Customer-centricity hinges on this principle: the more you know about your audience, the better, more magical experience you will create for them.

This approach is more than your customer service. It's more than your product or service. It's more than your marketing tactics. It's the holistic experience your customer has with your brand, at every possible operational, tactical and marketing touchpoint. Whether the experience happens online on your social channels or website, offline with your customer service department or even with your physical product or process, it has to be consistent, but personal.

A customer-centric business will keep the customer not only at the front, but at the core, of every single stage of their buyer’s journey. This approach allows you to get to know your current and prospective customers including who they are (age range, education level, income level, location, gender), what they do (job title, company, industry) and what challenges and pain points they have in such an intimate way that you can create products and services specifically for them.


A real life example…
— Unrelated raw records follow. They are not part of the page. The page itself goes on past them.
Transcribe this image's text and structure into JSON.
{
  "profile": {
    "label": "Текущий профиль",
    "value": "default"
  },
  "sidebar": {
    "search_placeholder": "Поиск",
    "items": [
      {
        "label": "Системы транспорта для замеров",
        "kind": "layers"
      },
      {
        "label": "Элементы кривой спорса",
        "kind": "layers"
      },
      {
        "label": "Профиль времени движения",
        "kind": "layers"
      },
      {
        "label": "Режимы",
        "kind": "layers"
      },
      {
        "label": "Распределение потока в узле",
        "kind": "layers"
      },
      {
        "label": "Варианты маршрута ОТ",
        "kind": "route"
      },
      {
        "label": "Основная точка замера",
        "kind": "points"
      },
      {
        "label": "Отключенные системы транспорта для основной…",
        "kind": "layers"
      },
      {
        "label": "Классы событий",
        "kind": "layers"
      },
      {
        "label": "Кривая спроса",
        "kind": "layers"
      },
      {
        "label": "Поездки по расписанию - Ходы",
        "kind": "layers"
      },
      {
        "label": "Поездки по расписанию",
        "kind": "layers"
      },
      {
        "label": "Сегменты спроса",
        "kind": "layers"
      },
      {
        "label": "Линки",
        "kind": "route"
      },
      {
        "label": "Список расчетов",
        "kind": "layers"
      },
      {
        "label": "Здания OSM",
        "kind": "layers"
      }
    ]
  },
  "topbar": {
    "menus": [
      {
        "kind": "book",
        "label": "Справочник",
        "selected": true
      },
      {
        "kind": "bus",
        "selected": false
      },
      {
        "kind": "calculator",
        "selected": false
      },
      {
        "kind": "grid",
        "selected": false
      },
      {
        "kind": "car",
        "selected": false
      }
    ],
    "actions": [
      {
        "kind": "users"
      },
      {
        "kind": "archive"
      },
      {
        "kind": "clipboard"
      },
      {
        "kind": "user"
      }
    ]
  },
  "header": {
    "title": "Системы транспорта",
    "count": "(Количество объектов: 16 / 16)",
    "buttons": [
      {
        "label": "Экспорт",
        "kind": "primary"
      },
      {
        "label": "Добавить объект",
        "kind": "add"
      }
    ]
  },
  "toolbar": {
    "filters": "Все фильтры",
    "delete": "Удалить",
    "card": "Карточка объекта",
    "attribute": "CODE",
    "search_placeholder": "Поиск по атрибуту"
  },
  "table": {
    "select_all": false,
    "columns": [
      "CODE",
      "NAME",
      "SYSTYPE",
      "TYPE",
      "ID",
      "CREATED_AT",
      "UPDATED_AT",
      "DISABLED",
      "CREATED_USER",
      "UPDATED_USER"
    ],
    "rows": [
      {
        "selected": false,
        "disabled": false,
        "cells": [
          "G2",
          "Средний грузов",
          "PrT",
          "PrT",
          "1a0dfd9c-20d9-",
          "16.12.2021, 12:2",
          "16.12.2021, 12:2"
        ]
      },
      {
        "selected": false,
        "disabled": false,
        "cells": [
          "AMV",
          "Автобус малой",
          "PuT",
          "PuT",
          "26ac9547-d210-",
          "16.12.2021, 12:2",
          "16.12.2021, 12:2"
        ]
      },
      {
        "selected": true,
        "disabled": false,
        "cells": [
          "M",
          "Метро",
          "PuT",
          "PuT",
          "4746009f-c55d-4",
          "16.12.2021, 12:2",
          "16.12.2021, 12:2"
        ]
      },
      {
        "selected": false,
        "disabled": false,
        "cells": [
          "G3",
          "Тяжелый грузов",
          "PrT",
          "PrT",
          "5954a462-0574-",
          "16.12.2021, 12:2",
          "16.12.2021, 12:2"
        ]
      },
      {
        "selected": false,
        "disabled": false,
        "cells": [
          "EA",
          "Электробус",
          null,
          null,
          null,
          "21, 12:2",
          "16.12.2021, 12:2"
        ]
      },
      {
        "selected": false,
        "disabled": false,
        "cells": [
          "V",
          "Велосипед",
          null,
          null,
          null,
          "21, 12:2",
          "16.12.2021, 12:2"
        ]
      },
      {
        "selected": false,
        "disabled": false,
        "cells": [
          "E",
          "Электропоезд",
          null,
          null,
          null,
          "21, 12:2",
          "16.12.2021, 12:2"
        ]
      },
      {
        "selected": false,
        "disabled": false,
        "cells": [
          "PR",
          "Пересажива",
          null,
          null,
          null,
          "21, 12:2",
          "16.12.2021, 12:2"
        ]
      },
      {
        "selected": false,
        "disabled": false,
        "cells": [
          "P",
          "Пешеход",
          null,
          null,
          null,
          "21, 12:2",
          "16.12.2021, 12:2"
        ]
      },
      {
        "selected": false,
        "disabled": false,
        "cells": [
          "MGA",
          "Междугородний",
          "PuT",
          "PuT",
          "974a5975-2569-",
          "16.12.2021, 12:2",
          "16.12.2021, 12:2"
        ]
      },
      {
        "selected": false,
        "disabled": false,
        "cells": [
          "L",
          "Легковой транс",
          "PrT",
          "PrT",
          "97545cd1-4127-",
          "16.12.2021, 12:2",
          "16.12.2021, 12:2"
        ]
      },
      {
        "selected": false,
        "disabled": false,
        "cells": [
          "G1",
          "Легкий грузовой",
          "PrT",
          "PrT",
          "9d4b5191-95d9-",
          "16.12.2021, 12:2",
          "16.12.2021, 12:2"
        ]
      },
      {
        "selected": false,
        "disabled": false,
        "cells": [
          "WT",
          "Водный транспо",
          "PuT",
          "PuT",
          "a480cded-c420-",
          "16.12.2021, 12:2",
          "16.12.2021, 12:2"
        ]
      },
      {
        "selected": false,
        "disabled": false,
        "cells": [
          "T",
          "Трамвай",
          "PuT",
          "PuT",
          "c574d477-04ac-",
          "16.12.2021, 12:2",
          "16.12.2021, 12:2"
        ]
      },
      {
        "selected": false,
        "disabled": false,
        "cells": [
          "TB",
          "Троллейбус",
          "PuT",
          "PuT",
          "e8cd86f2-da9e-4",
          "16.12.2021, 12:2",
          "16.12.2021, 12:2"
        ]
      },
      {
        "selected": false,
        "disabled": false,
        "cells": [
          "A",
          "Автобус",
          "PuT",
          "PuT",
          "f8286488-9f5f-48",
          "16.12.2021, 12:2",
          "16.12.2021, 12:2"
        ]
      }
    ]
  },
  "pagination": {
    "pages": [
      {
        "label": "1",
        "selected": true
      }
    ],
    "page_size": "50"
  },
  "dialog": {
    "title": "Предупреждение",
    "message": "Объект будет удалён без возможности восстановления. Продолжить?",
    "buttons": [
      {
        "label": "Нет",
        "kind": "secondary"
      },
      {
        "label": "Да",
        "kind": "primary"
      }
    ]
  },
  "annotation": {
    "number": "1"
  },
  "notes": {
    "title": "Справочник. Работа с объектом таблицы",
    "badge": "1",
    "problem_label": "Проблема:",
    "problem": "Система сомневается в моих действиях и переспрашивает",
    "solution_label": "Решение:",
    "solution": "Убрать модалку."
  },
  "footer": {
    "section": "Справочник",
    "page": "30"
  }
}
For example, we recently launched an online magazine called Bloom Co., which was created using this customer-centric approach. We realized that there wasn't an online resource specifically for women entrepreneurs to help them build incredible businesses.

How did we find that out?

We knew where our audience was, so we went there and began listening. We heard that most business advice out there is for men, and since women approach business differently, this advice didn’t really resonate. Also, as entrepreneurs, we know how busy and overwhelming it can get running a business, so we knew that our audience wouldn't likely have the time or energy to scour the Internet, read a myriad of blog posts and articles and figure out the practical application to their individual business.

So we decided to call upon our community to contribute their advice, experience and wisdom to one resource made specifically for women entrepreneurs to inspire, encourage and support each one of them to build businesses that matter.

And this approach has paid off.

Bloom Co. has garnered over 3,000 views and nearly 200 subscribers in just a few short months without a significant marketing effort.

While there is much work to do, including a concerted effort to market the magazine, this product was developed only after we knew exactly who our audience was, what they needed and how they wanted to get it.


Becoming more customer-centric…

Customer-centricity is also more than a marketing approach. It is a mission, a philosophy. Here are a few ways to make your business more customer-centric:

  1. Create a customer-centric culture in your business. All aspects of your business - human resources, marketing, product development, social media, customer service - need to be focused on your customer. Train your employees, contractors, associates and even your suppliers on who your customer is and what they need.

  2. Invest time and money into developing audience profiles, mapping customer journeys, researching audience trends and listening to your audience.

  3. Be picky about the tactics you use to reach your audience. Your customer is not on every social media platform, so you shouldn’t be either.

  4. Ask your current, or even your ideal, customer what they need. Ask them what challenges they have, what pain points they are experiencing, how they want to get information.

  5. Develop products and services that solve your customers need.

Applying even just one of these customer-centric principles will allow you to understand your audience a lot more and empower you to connect with them in a truly magical and authentic way.

How does customer-centricity work in marketing? Head over to our Creative Solutions page to find out exactly how we use this approach in our work.

Brittany Brander